  • Carton erectors from: Bosch Packaging Tech­nology; Triangle Package Ma­chinery utilizing Rockwell Automation’s Allen-Bradley Panel View Plus 1500 control panels; and F.N. Smith side-seam gluing machines capable of pre-forming up to 400 cartons per minute;
  • Adhesives manufactured by H.B. Fuller utilizing multiple Nordson ProBlue adhesive application systems of various tank sizes;
  • A Delkor case-packing machine;
  • Corrugated cartons converted by Noram­pac, a Division of Cascades;
  • Paperboard packs from Cascades;
  • Multiple coders, including a D320i that sit atop a Domino DPX500 vapor ex­tractor at the Shreddies packaging line;
  • Additional metal detectors include those manufactured by LOMA Systems and Fortress Technology for mainly bulk product flow; including Loma’s IQ³ model metal detection unit working alongside the LCW 3000 checkweigher on the checkweighing and finished package areas;
  • Ryson spiral conveyors;
  • Transfer conveyors manufactured by SpanTech Canada;
  • a Videojet P3400 label printer-applicator utilizing a SATO M-8640Se print engine;
  • Palletizers manufactured by RMT Robotics and Priority One;
  • Signature-blue shipping pallets supplied by CHEP; 
  • Stretchwrappers from both Wulftec In­ter­national and Orion Packaging Systems.

“The Anritsu systems are very high-quality in both their build and function,” relates Friesen. “Most importantly, they are very easy to work with and have a very simple learning curve for new people.”

A Domino laser coder on a cartoner manufactured by Bosch Packaging Technology, the latter distributed in Canada by Charles Downer and Co.

A Domino laser coder on a cartoner manufactured by Bosch Packaging Technology, the latter distributed in Canada by Charles Downer and Co.

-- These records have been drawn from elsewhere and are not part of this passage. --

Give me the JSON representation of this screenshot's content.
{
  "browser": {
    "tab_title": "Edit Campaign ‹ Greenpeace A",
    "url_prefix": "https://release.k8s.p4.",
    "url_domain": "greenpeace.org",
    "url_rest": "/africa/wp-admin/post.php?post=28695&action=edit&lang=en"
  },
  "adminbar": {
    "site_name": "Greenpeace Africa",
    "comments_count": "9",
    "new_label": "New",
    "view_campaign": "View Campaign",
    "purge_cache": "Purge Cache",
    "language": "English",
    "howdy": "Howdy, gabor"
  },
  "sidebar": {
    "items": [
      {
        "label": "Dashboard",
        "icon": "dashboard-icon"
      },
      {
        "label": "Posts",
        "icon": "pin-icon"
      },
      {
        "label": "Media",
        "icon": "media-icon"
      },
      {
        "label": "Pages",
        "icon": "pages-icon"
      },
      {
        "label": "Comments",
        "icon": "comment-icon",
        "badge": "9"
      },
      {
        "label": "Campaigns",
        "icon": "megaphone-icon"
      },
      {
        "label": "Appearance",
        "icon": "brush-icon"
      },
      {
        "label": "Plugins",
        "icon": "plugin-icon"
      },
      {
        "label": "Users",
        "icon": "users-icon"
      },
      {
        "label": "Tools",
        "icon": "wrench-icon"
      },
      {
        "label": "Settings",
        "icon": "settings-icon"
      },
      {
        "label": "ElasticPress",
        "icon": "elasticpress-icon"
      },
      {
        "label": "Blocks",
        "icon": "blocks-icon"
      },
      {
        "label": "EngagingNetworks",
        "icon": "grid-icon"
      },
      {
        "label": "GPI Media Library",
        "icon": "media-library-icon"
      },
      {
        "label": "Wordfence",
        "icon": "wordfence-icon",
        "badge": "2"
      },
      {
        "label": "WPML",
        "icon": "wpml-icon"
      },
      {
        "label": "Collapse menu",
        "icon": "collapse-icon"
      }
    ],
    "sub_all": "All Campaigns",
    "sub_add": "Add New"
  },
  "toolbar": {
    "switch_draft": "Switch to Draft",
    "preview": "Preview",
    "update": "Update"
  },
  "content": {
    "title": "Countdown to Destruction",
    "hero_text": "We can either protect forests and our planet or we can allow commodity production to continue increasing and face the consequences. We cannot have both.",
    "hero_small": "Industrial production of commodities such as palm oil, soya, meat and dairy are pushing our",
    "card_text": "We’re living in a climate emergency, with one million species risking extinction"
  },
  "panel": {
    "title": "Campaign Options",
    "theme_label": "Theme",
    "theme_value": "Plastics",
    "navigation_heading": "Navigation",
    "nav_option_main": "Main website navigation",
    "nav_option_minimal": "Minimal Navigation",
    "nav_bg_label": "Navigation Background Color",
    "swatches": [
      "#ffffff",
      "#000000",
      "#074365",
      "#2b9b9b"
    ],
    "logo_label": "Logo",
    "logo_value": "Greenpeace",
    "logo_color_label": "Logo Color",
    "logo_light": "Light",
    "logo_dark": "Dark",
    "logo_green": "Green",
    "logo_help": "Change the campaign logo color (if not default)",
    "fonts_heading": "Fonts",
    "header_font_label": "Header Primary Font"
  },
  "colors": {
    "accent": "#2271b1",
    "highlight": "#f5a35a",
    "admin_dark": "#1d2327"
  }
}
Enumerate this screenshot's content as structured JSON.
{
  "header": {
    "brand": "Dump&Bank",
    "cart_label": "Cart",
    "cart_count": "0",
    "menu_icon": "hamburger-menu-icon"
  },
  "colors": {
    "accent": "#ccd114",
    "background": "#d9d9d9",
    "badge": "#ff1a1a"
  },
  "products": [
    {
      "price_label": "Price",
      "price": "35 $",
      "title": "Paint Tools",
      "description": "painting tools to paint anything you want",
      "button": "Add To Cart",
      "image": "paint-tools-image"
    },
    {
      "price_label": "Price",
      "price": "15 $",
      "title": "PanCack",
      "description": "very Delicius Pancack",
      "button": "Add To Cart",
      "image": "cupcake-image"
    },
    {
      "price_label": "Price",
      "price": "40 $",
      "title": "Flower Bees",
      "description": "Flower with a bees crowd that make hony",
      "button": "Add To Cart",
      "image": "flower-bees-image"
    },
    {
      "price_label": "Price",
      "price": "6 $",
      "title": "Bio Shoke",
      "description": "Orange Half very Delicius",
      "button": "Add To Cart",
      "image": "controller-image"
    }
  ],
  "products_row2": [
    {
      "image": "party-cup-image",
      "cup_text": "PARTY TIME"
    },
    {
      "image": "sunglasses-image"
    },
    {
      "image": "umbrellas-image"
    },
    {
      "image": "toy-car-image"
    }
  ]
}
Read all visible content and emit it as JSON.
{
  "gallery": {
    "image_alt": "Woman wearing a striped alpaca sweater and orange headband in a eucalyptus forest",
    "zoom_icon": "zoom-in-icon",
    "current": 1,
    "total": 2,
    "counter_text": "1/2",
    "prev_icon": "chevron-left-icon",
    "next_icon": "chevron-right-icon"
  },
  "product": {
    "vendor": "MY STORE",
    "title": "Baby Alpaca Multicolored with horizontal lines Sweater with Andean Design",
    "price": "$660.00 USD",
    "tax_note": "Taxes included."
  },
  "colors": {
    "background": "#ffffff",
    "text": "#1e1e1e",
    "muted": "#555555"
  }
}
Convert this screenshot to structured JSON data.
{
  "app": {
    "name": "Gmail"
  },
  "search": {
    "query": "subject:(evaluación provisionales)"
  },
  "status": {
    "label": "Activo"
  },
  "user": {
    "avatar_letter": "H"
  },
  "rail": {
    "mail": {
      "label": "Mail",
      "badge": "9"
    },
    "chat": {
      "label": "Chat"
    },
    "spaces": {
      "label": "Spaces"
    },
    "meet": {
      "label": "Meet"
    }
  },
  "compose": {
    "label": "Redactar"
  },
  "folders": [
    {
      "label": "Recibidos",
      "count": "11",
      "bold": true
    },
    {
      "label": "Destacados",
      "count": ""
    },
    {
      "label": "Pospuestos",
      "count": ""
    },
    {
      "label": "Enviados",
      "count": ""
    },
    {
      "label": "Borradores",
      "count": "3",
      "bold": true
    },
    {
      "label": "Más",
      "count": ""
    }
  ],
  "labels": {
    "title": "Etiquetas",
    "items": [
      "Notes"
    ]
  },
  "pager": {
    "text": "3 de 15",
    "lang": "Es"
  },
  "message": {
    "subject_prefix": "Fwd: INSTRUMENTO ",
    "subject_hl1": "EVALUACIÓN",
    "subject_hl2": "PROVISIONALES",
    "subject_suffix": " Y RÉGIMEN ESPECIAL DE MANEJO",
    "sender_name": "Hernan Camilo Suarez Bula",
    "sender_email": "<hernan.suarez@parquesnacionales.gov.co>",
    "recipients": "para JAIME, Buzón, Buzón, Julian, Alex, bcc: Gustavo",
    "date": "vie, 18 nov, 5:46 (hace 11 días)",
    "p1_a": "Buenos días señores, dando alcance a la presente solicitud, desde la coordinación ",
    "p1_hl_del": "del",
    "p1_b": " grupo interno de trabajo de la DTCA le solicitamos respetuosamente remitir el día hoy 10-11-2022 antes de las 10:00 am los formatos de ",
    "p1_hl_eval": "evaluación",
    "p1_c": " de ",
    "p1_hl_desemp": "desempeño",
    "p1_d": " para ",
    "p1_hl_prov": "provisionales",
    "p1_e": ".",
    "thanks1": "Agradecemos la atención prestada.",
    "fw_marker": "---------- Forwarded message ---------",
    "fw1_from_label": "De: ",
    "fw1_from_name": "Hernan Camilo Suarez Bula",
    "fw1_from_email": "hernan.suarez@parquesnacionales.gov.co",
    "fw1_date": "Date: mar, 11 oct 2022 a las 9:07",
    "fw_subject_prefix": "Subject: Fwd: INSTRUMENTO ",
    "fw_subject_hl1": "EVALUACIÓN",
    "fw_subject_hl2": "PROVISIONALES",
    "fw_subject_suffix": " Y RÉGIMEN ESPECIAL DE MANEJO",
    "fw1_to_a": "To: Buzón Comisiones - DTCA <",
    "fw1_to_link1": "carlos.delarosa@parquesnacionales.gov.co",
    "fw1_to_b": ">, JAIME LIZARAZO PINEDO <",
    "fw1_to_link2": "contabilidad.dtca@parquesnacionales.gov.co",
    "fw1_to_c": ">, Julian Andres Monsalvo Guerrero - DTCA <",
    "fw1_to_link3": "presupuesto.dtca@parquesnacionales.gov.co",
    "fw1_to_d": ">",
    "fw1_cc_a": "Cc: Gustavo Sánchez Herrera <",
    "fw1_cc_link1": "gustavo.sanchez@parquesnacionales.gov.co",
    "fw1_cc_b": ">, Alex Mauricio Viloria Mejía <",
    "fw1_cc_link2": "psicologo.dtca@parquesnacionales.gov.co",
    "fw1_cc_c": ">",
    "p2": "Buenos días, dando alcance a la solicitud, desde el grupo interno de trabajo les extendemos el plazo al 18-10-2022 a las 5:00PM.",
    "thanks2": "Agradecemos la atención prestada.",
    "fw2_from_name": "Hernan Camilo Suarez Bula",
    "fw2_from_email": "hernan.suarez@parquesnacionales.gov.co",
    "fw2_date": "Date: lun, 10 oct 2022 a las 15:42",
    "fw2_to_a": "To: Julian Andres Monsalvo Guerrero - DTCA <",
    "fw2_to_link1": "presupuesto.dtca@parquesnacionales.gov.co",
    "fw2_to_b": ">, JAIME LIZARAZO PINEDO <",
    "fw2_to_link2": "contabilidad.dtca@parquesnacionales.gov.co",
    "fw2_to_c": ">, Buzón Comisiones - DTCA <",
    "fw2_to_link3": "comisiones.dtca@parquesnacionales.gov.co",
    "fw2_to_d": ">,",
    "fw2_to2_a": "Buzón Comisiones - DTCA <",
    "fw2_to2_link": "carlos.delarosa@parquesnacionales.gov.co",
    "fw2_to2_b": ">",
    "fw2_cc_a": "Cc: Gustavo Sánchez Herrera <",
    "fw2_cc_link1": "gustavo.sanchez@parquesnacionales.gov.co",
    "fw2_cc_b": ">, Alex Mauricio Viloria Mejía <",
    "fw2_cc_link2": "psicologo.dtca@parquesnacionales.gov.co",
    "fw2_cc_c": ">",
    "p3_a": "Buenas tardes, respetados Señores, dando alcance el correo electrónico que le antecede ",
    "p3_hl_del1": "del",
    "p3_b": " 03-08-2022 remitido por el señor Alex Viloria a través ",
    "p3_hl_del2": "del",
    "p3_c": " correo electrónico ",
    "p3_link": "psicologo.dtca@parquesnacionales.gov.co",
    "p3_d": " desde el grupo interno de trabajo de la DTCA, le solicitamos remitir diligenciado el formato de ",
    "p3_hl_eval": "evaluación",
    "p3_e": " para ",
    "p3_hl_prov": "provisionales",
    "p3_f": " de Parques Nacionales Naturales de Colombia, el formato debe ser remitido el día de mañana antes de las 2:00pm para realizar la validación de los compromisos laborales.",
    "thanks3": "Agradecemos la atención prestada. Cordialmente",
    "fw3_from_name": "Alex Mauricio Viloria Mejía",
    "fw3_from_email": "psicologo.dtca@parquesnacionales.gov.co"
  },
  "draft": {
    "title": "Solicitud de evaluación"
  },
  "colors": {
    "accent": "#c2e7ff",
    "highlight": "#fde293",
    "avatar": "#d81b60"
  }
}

As for the mutually, beneficial working relationship developed between Post and Abbey Packaging, Friesen sums up by saying he hopes it continues to move forward.
“I am currently scoping out two new systems for a future installation with them, and if all goes as well as the previous projects, I’m confident we’ll continue to work together on new projects.